*** Opening Supplied data ***

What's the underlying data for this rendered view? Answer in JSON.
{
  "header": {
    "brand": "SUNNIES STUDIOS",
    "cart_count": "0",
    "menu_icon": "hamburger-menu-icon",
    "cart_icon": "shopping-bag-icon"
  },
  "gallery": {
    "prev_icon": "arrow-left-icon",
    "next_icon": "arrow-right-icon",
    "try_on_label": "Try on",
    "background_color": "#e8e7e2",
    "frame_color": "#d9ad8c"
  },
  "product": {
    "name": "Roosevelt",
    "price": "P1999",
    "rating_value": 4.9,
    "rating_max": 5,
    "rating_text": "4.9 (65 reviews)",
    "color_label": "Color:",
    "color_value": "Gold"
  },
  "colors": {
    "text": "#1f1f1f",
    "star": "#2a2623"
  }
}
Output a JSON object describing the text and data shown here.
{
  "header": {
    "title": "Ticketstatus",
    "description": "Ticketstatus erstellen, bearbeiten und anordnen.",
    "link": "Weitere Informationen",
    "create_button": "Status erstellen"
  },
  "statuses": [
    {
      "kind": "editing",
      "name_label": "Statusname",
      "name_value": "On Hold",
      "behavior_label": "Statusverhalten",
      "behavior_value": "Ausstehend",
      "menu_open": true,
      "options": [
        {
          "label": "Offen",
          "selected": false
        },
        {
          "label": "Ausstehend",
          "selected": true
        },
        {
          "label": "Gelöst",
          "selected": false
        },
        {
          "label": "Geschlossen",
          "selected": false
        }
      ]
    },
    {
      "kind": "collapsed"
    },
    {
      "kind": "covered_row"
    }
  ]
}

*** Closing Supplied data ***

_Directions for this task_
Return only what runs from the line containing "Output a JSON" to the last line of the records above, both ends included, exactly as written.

_Answer box_
Output a JSON object describing the text and data shown here.
{
  "header": {
    "title": "Ticketstatus",
    "description": "Ticketstatus erstellen, bearbeiten und anordnen.",
    "link": "Weitere Informationen",
    "create_button": "Status erstellen"
  },
  "statuses": [
    {
      "kind": "editing",
      "name_label": "Statusname",
      "name_value": "On Hold",
      "behavior_label": "Statusverhalten",
      "behavior_value": "Ausstehend",
      "menu_open": true,
      "options": [
        {
          "label": "Offen",
          "selected": false
        },
        {
          "label": "Ausstehend",
          "selected": true
        },
        {
          "label": "Gelöst",
          "selected": false
        },
        {
          "label": "Geschlossen",
          "selected": false
        }
      ]
    },
    {
      "kind": "collapsed"
    },
    {
      "kind": "covered_row"
    }
  ]
}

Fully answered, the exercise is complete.